• [Problem details]: Which lines in the data below contain the word "section"? Return each of them.

• [Information supplied]:
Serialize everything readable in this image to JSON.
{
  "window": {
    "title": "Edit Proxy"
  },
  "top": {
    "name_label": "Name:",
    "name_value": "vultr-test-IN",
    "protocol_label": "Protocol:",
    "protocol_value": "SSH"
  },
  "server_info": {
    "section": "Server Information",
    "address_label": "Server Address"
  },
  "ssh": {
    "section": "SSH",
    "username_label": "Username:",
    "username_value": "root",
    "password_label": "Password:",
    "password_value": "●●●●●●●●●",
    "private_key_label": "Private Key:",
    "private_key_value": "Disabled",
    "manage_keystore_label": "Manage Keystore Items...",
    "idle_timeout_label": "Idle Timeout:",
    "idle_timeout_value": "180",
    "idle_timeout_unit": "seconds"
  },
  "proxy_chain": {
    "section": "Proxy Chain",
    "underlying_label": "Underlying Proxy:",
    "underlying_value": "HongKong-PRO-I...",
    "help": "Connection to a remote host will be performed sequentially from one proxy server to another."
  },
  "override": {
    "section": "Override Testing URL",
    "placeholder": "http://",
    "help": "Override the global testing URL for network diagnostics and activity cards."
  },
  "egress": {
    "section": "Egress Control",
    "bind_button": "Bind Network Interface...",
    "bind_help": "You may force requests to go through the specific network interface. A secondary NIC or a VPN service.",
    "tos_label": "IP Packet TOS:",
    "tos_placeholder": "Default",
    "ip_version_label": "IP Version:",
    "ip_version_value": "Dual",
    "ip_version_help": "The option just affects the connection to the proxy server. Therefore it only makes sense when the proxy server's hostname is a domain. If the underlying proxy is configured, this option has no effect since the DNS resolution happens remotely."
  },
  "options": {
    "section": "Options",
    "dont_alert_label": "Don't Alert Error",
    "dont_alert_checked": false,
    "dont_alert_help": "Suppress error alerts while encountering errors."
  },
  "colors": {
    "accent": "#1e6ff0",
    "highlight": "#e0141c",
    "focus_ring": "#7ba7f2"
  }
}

• [Exercise response]:
    "section": "Server Information",
    "section": "SSH",
    "section": "Proxy Chain",
    "section": "Override Testing URL",
    "section": "Egress Control",
    "section": "Options",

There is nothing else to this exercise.